[Task data — start]
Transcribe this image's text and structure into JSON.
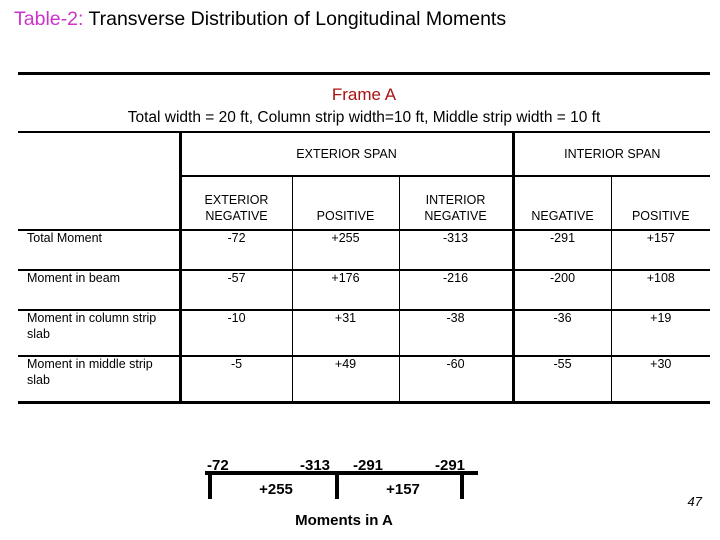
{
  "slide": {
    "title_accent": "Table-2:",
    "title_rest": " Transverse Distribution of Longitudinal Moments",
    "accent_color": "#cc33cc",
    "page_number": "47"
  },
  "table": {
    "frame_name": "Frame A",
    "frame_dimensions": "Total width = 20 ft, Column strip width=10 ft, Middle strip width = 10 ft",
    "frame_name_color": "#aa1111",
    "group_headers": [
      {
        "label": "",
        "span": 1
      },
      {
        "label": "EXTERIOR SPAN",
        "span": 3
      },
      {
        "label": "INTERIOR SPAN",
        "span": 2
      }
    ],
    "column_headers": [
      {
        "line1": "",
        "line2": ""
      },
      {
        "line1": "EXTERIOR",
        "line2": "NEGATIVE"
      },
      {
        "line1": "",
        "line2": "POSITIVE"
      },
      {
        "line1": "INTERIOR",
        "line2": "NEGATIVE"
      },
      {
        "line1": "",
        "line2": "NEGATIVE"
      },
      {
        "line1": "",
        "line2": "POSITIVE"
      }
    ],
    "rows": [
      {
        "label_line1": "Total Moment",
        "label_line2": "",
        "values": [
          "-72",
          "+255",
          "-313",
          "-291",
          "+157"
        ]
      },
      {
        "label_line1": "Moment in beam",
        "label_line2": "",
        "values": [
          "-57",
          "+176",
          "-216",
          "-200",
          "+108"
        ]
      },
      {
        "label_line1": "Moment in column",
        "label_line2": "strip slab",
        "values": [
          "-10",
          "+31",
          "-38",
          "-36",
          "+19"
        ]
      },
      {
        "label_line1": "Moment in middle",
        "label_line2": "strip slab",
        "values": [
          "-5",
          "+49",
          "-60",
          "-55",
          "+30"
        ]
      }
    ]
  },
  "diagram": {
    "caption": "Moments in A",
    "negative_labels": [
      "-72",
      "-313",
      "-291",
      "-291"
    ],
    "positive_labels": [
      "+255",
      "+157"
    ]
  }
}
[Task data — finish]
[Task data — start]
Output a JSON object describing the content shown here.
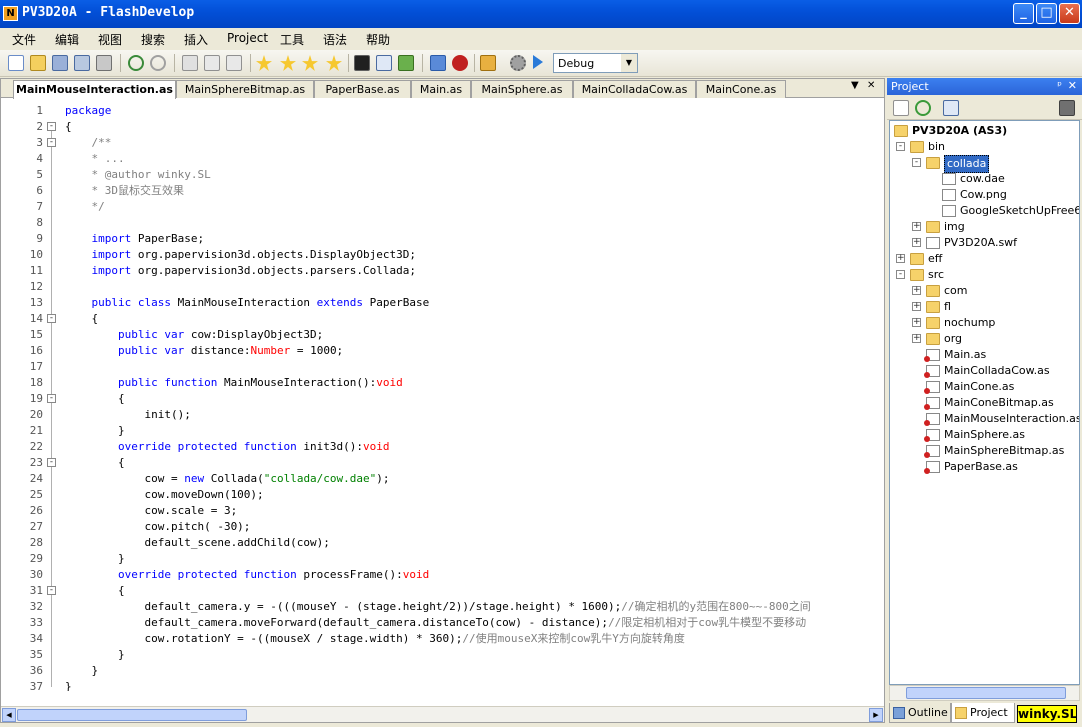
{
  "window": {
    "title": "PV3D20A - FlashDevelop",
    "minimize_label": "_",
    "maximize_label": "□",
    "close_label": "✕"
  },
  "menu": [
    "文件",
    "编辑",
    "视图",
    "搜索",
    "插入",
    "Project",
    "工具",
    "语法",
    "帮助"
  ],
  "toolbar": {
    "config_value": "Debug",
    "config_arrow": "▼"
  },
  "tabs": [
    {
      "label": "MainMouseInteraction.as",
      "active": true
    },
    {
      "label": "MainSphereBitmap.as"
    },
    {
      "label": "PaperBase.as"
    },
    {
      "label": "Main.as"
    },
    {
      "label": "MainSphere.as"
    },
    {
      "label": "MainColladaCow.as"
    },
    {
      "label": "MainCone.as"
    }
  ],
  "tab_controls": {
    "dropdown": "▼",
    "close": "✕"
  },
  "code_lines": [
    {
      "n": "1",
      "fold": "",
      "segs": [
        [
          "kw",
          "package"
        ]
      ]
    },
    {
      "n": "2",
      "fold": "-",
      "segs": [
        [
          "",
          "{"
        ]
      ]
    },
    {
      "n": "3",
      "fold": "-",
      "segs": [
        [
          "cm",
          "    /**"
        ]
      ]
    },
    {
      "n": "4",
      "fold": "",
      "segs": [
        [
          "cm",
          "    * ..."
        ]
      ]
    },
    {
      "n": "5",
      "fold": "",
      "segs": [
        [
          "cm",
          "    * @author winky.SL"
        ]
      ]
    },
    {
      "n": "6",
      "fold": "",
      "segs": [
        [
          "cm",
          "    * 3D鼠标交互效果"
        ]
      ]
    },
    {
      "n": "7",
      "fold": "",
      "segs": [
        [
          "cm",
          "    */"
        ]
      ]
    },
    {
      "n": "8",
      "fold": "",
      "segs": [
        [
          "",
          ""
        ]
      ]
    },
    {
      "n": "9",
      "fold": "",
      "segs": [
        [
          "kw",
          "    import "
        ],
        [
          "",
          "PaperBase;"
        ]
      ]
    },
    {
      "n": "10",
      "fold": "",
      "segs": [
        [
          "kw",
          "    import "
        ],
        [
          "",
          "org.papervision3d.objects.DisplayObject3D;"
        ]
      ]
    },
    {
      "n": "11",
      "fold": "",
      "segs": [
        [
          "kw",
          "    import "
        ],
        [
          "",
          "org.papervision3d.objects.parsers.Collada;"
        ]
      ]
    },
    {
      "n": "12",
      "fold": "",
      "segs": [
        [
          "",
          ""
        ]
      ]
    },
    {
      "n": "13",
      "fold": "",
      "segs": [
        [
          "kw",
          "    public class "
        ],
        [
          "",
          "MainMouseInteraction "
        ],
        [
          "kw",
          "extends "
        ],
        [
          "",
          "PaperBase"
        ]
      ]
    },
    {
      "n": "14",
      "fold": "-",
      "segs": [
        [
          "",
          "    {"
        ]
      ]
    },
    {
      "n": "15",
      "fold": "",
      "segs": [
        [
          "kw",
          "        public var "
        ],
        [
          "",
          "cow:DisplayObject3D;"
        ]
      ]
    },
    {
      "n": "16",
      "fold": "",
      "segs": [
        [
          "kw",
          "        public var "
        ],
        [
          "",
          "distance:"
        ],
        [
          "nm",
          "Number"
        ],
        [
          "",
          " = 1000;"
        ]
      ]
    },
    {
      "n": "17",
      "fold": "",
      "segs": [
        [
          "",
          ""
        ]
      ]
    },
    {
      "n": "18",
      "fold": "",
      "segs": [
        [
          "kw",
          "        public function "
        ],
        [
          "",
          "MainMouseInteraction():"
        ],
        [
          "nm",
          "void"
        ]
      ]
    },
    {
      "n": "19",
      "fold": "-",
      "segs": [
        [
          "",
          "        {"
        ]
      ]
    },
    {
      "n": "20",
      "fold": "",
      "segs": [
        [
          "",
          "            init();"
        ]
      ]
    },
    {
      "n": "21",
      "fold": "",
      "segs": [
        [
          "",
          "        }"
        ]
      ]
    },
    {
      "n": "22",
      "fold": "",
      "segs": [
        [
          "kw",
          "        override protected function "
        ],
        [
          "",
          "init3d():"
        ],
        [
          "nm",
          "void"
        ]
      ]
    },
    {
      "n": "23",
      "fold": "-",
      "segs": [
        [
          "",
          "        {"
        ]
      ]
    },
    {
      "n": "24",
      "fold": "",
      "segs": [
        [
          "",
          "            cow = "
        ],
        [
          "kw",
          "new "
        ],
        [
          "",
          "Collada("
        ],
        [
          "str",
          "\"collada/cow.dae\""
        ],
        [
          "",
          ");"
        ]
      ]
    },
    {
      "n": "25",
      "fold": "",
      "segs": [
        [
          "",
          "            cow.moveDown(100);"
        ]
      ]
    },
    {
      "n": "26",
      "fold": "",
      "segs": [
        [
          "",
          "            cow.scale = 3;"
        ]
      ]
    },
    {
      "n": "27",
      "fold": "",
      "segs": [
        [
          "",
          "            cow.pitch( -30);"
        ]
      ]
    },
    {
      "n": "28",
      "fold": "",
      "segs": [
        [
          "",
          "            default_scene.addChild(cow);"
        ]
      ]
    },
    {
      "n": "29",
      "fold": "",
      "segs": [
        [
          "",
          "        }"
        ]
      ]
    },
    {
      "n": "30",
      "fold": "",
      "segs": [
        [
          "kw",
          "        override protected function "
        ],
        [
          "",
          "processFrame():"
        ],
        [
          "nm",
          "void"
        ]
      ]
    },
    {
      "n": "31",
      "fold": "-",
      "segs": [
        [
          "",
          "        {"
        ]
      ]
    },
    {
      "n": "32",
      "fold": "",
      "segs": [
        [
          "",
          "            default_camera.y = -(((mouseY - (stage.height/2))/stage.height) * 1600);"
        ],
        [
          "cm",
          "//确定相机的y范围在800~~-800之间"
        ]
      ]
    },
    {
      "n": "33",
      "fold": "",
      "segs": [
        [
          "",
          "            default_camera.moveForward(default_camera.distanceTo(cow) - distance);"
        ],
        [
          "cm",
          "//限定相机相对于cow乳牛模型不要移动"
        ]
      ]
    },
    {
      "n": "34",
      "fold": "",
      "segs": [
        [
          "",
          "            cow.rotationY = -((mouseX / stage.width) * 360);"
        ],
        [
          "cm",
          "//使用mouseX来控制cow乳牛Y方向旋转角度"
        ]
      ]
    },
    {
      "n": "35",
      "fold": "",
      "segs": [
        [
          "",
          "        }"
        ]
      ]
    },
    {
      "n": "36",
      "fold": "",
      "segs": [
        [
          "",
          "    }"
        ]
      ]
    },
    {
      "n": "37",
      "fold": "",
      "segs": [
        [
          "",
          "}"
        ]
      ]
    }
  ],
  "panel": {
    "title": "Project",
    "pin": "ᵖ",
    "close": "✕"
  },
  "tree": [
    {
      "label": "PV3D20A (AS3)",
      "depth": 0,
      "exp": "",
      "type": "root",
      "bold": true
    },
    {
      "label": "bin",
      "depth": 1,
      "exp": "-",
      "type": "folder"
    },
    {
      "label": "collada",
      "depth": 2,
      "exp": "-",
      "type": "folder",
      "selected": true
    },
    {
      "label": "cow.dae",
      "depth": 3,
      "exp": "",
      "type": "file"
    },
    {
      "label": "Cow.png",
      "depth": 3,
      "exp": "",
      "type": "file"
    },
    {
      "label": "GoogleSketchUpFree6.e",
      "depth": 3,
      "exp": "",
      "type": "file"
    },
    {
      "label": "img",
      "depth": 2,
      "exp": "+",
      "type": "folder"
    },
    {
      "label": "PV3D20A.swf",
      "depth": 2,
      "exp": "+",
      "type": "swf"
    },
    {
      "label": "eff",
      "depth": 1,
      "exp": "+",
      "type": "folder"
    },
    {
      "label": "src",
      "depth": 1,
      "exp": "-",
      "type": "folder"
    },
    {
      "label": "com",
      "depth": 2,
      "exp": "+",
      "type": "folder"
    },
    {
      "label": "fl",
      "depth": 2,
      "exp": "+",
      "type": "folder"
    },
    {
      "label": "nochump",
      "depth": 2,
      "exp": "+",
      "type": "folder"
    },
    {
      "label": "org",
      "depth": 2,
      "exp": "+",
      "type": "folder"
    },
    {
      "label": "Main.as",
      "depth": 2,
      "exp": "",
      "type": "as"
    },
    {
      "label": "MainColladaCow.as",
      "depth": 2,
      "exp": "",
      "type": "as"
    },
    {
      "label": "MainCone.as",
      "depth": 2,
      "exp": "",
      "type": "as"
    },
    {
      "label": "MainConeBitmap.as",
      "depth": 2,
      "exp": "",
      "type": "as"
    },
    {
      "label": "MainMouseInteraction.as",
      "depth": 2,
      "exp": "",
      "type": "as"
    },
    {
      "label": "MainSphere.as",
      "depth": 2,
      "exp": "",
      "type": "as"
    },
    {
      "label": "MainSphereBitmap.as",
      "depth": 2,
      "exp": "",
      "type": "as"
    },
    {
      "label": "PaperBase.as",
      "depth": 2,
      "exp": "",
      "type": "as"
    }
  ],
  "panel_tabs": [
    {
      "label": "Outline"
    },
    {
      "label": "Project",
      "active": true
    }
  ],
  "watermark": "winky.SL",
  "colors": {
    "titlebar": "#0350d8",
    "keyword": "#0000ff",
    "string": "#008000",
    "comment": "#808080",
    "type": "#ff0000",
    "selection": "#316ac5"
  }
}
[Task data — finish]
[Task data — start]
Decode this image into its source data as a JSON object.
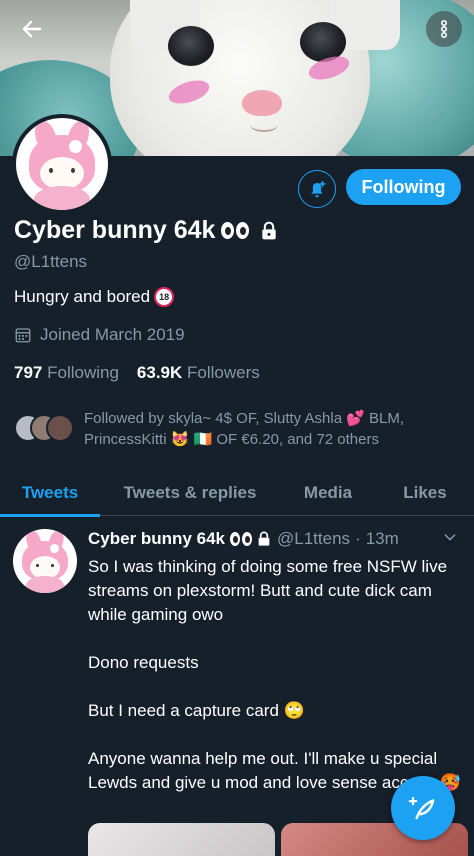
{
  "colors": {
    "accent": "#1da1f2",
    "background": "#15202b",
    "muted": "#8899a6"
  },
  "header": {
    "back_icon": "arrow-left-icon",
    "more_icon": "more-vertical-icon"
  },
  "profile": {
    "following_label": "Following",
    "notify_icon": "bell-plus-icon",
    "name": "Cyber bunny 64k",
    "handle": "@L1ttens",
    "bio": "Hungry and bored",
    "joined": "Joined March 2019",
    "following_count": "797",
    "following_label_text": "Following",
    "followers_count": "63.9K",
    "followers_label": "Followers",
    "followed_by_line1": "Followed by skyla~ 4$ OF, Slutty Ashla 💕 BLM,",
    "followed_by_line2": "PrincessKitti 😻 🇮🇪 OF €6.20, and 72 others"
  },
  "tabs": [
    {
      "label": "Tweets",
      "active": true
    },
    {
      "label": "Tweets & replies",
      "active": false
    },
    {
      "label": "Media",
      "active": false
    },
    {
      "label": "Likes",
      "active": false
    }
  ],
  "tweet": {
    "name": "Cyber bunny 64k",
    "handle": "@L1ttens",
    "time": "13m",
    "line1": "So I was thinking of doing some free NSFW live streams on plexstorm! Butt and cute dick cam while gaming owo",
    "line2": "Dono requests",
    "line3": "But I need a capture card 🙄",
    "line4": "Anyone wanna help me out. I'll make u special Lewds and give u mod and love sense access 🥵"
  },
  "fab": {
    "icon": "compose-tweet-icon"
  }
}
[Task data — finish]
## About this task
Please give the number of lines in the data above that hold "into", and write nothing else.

## Response to the exercise
2